I have not always been a huge proponent of the use of the internet, specifically online social networks, within the educational process. If you would have told me a couple of years ago that I would be helping to institute an Instagram assignment in the lab that I am a graduate teaching assistant and would be designing my dissertation project research on the use of social networking sites as motivators to worksite wellness interventions, I would have said, “What is Instagram?” and “I already have Facebook.”

Sometimes I think that it is especially difficult for those in older generations to foresee the future of education. If we are expected to teach the younger generations then it seems only intuitive that we listen to their interests and adapt to them, not the other way around, which seems like a pretty backwards of doing things if you think about it. The typical practice of lecture and then regurgitation of information has been pressed upon most children within the typical educational system by those who are older than them. Instead, let us learn from our students and embrace the technology and what they have to teach us about more interesting ways to learn. With student’s hands practically glued to their cell phones, we need to stop trying to get them to put their phones down and quit forcing them to step away from their online communities and instead encourage them to lean into the digital world and the realm of educational content that exists at their fingertips.

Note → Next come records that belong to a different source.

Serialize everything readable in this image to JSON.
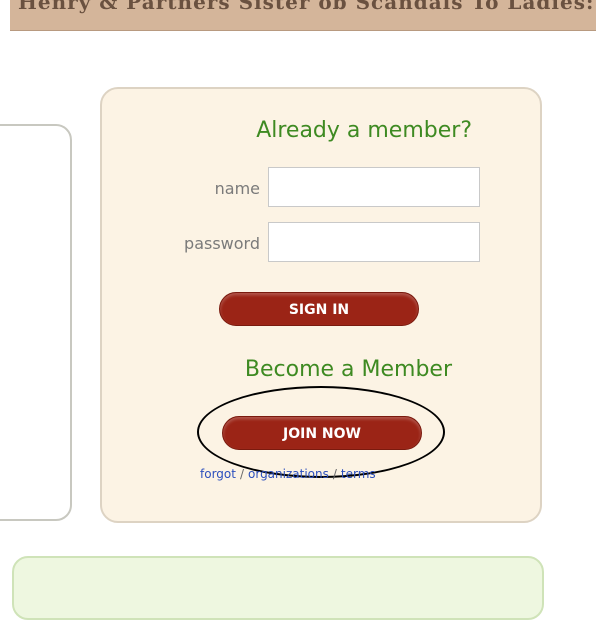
{
  "banner": {
    "text": "Henry & Partners Sister ob Scandals To Ladies: all"
  },
  "login": {
    "heading": "Already a member?",
    "name_label": "name",
    "password_label": "password",
    "name_value": "",
    "password_value": "",
    "signin_label": "SIGN IN"
  },
  "signup": {
    "heading": "Become a Member",
    "join_label": "JOIN NOW"
  },
  "links": {
    "forgot": "forgot",
    "separator": "/",
    "organizations": "organizations",
    "terms": "terms"
  },
  "colors": {
    "heading_green": "#3e8a22",
    "button_red": "#9b2416",
    "panel_bg": "#fcf3e4",
    "link_blue": "#2c4fbd"
  }
}
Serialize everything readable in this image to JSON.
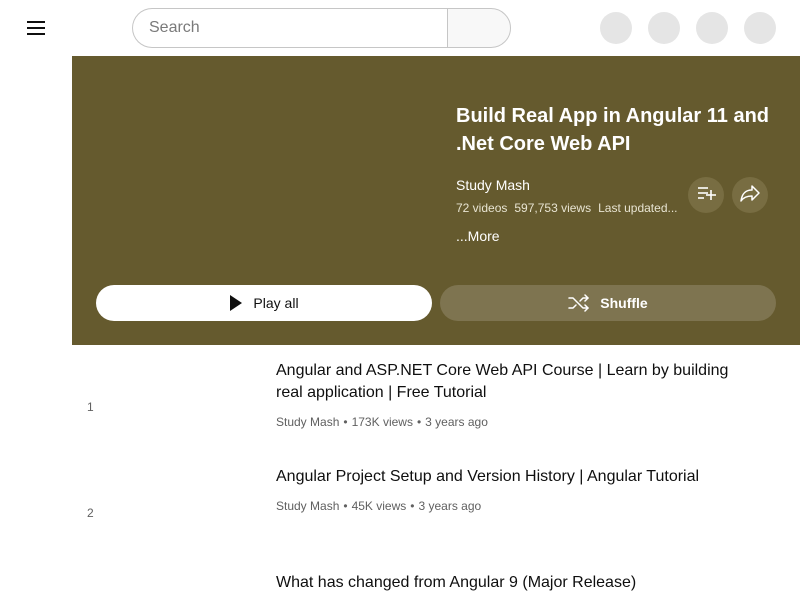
{
  "header": {
    "search_placeholder": "Search"
  },
  "playlist": {
    "title": "Build Real App in Angular 11 and .Net Core Web API",
    "channel": "Study Mash",
    "video_count": "72 videos",
    "views": "597,753 views",
    "last_updated": "Last updated...",
    "more_label": "...More",
    "play_all_label": "Play all",
    "shuffle_label": "Shuffle",
    "background_color": "#655a2e"
  },
  "videos": [
    {
      "index": "1",
      "title": "Angular and ASP.NET Core Web API Course | Learn by building real application | Free Tutorial",
      "channel": "Study Mash",
      "views": "173K views",
      "age": "3 years ago"
    },
    {
      "index": "2",
      "title": "Angular Project Setup and Version History | Angular Tutorial",
      "channel": "Study Mash",
      "views": "45K views",
      "age": "3 years ago"
    },
    {
      "index": "",
      "title": "What has changed from Angular 9 (Major Release)"
    }
  ],
  "icons": [
    "menu-icon",
    "search-icon",
    "add-to-playlist-icon",
    "share-icon",
    "play-icon",
    "shuffle-icon"
  ]
}
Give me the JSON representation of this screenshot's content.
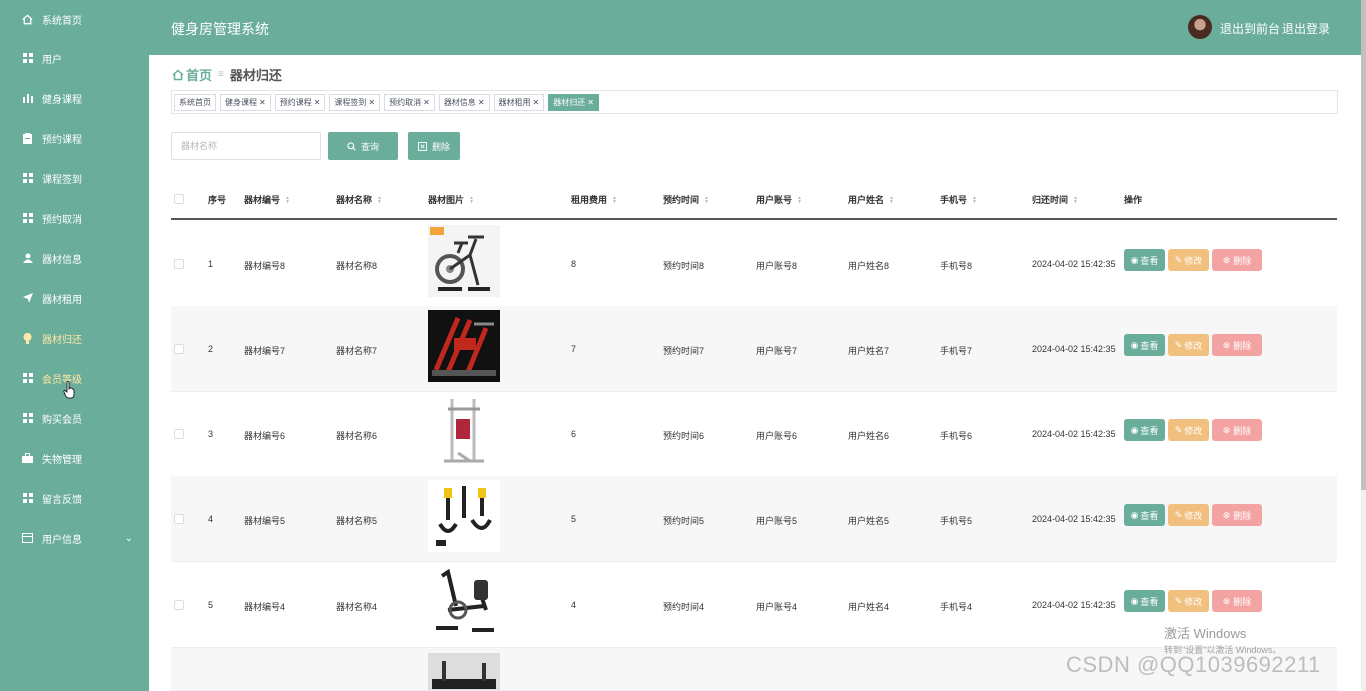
{
  "app": {
    "title": "健身房管理系统"
  },
  "header": {
    "front_link": "退出到前台",
    "logout_link": "退出登录"
  },
  "sidebar": {
    "items": [
      {
        "label": "系统首页",
        "icon": "home-icon"
      },
      {
        "label": "用户",
        "icon": "grid-icon"
      },
      {
        "label": "健身课程",
        "icon": "bar-chart-icon"
      },
      {
        "label": "预约课程",
        "icon": "clipboard-icon"
      },
      {
        "label": "课程签到",
        "icon": "grid-icon"
      },
      {
        "label": "预约取消",
        "icon": "grid-icon"
      },
      {
        "label": "器材信息",
        "icon": "user-icon"
      },
      {
        "label": "器材租用",
        "icon": "send-icon"
      },
      {
        "label": "器材归还",
        "icon": "bulb-icon"
      },
      {
        "label": "会员等级",
        "icon": "grid-icon"
      },
      {
        "label": "购买会员",
        "icon": "grid-icon"
      },
      {
        "label": "失物管理",
        "icon": "briefcase-icon"
      },
      {
        "label": "留言反馈",
        "icon": "grid-icon"
      },
      {
        "label": "用户信息",
        "icon": "id-card-icon"
      }
    ]
  },
  "breadcrumb": {
    "home": "首页",
    "current": "器材归还"
  },
  "tags": [
    "系统首页",
    "健身课程",
    "预约课程",
    "课程签到",
    "预约取消",
    "器材信息",
    "器材租用",
    "器材归还"
  ],
  "search": {
    "placeholder": "器材名称",
    "query_label": "查询",
    "delete_label": "删除"
  },
  "table": {
    "headers": {
      "index": "序号",
      "code": "器材编号",
      "name": "器材名称",
      "image": "器材图片",
      "fee": "租用费用",
      "reserve_time": "预约时间",
      "account": "用户账号",
      "user_name": "用户姓名",
      "phone": "手机号",
      "return_time": "归还时间",
      "ops": "操作"
    },
    "actions": {
      "view": "查看",
      "edit": "修改",
      "delete": "删除"
    },
    "rows": [
      {
        "index": "1",
        "code": "器材编号8",
        "name": "器材名称8",
        "fee": "8",
        "reserve_time": "预约时间8",
        "account": "用户账号8",
        "user_name": "用户姓名8",
        "phone": "手机号8",
        "return_time": "2024-04-02 15:42:35",
        "image": "exercise-bike"
      },
      {
        "index": "2",
        "code": "器材编号7",
        "name": "器材名称7",
        "fee": "7",
        "reserve_time": "预约时间7",
        "account": "用户账号7",
        "user_name": "用户姓名7",
        "phone": "手机号7",
        "return_time": "2024-04-02 15:42:35",
        "image": "leg-press"
      },
      {
        "index": "3",
        "code": "器材编号6",
        "name": "器材名称6",
        "fee": "6",
        "reserve_time": "预约时间6",
        "account": "用户账号6",
        "user_name": "用户姓名6",
        "phone": "手机号6",
        "return_time": "2024-04-02 15:42:35",
        "image": "power-tower"
      },
      {
        "index": "4",
        "code": "器材编号5",
        "name": "器材名称5",
        "fee": "5",
        "reserve_time": "预约时间5",
        "account": "用户账号5",
        "user_name": "用户姓名5",
        "phone": "手机号5",
        "return_time": "2024-04-02 15:42:35",
        "image": "suspension-straps"
      },
      {
        "index": "5",
        "code": "器材编号4",
        "name": "器材名称4",
        "fee": "4",
        "reserve_time": "预约时间4",
        "account": "用户账号4",
        "user_name": "用户姓名4",
        "phone": "手机号4",
        "return_time": "2024-04-02 15:42:35",
        "image": "recumbent-bike"
      }
    ]
  },
  "watermark": {
    "windows_title": "激活 Windows",
    "windows_sub": "转到\"设置\"以激活 Windows。",
    "csdn": "CSDN @QQ1039692211"
  },
  "colors": {
    "primary": "#6aad9b",
    "edit": "#f2c07e",
    "delete": "#f4a3a3",
    "active_menu": "#ffe9a6"
  }
}
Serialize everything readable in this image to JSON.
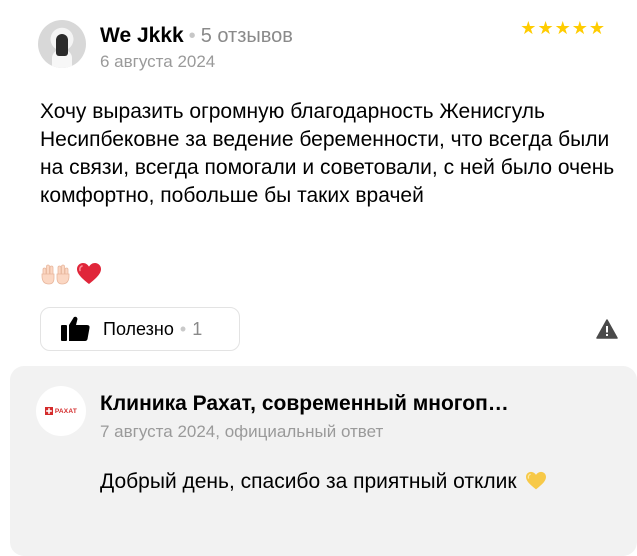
{
  "review": {
    "author": "We Jkkk",
    "separator": "•",
    "reviews_count": "5 отзывов",
    "date": "6 августа 2024",
    "rating": 5,
    "stars": [
      "★",
      "★",
      "★",
      "★",
      "★"
    ],
    "text": "Хочу выразить огромную благодарность Женисгуль Несипбековне за ведение беременности, что всегда были на связи, всегда помогали и советовали, с ней было очень комфортно, побольше бы таких врачей",
    "emojis": [
      "raised-hands-emoji",
      "red-heart-emoji"
    ]
  },
  "actions": {
    "useful_label": "Полезно",
    "separator": "•",
    "useful_count": "1",
    "report_icon": "warning-icon"
  },
  "reply": {
    "logo_text": "РАХАТ",
    "clinic_name": "Клиника Рахат, современный многоп…",
    "date": "7 августа 2024, официальный ответ",
    "text": "Добрый день, спасибо за приятный отклик",
    "emoji": "yellow-heart-emoji"
  },
  "colors": {
    "star": "#ffcc00",
    "heart_red": "#e0263a",
    "heart_yellow": "#f7c948",
    "reply_background": "#f2f2f2",
    "logo_red": "#d42b2b"
  }
}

Regardless of generation, the vast majority of those who go online think the internet has been good for them personally. Therefore, I feel that it is important that the educational system continue to evolve and to push the outer limits of what is possible in education. If experiential learning is considered education, then why not networked learning?